START Information provided

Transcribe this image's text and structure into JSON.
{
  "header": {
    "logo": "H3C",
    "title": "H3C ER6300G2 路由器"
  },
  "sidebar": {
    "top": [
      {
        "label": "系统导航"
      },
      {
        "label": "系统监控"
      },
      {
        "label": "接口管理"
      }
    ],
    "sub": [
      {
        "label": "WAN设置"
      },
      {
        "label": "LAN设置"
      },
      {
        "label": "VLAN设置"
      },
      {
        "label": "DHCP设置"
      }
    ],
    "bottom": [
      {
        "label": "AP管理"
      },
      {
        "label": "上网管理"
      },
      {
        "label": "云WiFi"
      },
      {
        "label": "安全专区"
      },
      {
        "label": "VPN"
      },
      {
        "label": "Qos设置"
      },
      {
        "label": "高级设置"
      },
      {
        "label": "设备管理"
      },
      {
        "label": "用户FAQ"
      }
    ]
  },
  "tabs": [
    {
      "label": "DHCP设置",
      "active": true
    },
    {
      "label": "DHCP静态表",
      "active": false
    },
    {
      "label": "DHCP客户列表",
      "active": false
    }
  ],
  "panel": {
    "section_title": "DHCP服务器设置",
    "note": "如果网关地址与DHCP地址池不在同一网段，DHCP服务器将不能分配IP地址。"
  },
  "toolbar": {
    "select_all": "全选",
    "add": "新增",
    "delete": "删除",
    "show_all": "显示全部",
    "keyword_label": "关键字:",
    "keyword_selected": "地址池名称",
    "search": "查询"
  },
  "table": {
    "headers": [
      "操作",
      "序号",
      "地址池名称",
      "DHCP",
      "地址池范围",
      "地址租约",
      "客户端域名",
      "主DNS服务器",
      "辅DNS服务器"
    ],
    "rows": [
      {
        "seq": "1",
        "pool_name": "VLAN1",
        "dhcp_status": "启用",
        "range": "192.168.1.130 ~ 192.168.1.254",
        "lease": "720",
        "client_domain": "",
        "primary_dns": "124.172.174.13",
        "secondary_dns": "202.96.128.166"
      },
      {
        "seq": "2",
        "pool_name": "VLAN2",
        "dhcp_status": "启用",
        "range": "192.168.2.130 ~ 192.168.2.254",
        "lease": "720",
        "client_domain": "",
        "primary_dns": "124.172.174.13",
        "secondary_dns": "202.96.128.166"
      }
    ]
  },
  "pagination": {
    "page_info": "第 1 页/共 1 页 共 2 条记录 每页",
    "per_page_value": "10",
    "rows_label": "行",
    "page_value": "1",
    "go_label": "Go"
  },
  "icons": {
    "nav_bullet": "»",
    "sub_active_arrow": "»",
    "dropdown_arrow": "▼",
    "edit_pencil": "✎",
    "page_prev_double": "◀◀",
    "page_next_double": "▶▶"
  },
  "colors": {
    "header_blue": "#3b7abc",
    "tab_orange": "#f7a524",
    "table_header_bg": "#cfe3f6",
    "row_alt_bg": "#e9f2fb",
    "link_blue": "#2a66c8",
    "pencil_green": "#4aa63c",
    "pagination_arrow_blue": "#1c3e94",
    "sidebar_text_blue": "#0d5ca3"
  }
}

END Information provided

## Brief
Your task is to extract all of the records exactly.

## Solution to this exercise
Transcribe this image's text and structure into JSON.
{
  "header": {
    "logo": "H3C",
    "title": "H3C ER6300G2 路由器"
  },
  "sidebar": {
    "top": [
      {
        "label": "系统导航"
      },
      {
        "label": "系统监控"
      },
      {
        "label": "接口管理"
      }
    ],
    "sub": [
      {
        "label": "WAN设置"
      },
      {
        "label": "LAN设置"
      },
      {
        "label": "VLAN设置"
      },
      {
        "label": "DHCP设置"
      }
    ],
    "bottom": [
      {
        "label": "AP管理"
      },
      {
        "label": "上网管理"
      },
      {
        "label": "云WiFi"
      },
      {
        "label": "安全专区"
      },
      {
        "label": "VPN"
      },
      {
        "label": "Qos设置"
      },
      {
        "label": "高级设置"
      },
      {
        "label": "设备管理"
      },
      {
        "label": "用户FAQ"
      }
    ]
  },
  "tabs": [
    {
      "label": "DHCP设置",
      "active": true
    },
    {
      "label": "DHCP静态表",
      "active": false
    },
    {
      "label": "DHCP客户列表",
      "active": false
    }
  ],
  "panel": {
    "section_title": "DHCP服务器设置",
    "note": "如果网关地址与DHCP地址池不在同一网段，DHCP服务器将不能分配IP地址。"
  },
  "toolbar": {
    "select_all": "全选",
    "add": "新增",
    "delete": "删除",
    "show_all": "显示全部",
    "keyword_label": "关键字:",
    "keyword_selected": "地址池名称",
    "search": "查询"
  },
  "table": {
    "headers": [
      "操作",
      "序号",
      "地址池名称",
      "DHCP",
      "地址池范围",
      "地址租约",
      "客户端域名",
      "主DNS服务器",
      "辅DNS服务器"
    ],
    "rows": [
      {
        "seq": "1",
        "pool_name": "VLAN1",
        "dhcp_status": "启用",
        "range": "192.168.1.130 ~ 192.168.1.254",
        "lease": "720",
        "client_domain": "",
        "primary_dns": "124.172.174.13",
        "secondary_dns": "202.96.128.166"
      },
      {
        "seq": "2",
        "pool_name": "VLAN2",
        "dhcp_status": "启用",
        "range": "192.168.2.130 ~ 192.168.2.254",
        "lease": "720",
        "client_domain": "",
        "primary_dns": "124.172.174.13",
        "secondary_dns": "202.96.128.166"
      }
    ]
  },
  "pagination": {
    "page_info": "第 1 页/共 1 页 共 2 条记录 每页",
    "per_page_value": "10",
    "rows_label": "行",
    "page_value": "1",
    "go_label": "Go"
  },
  "icons": {
    "nav_bullet": "»",
    "sub_active_arrow": "»",
    "dropdown_arrow": "▼",
    "edit_pencil": "✎",
    "page_prev_double": "◀◀",
    "page_next_double": "▶▶"
  },
  "colors": {
    "header_blue": "#3b7abc",
    "tab_orange": "#f7a524",
    "table_header_bg": "#cfe3f6",
    "row_alt_bg": "#e9f2fb",
    "link_blue": "#2a66c8",
    "pencil_green": "#4aa63c",
    "pagination_arrow_blue": "#1c3e94",
    "sidebar_text_blue": "#0d5ca3"
  }
}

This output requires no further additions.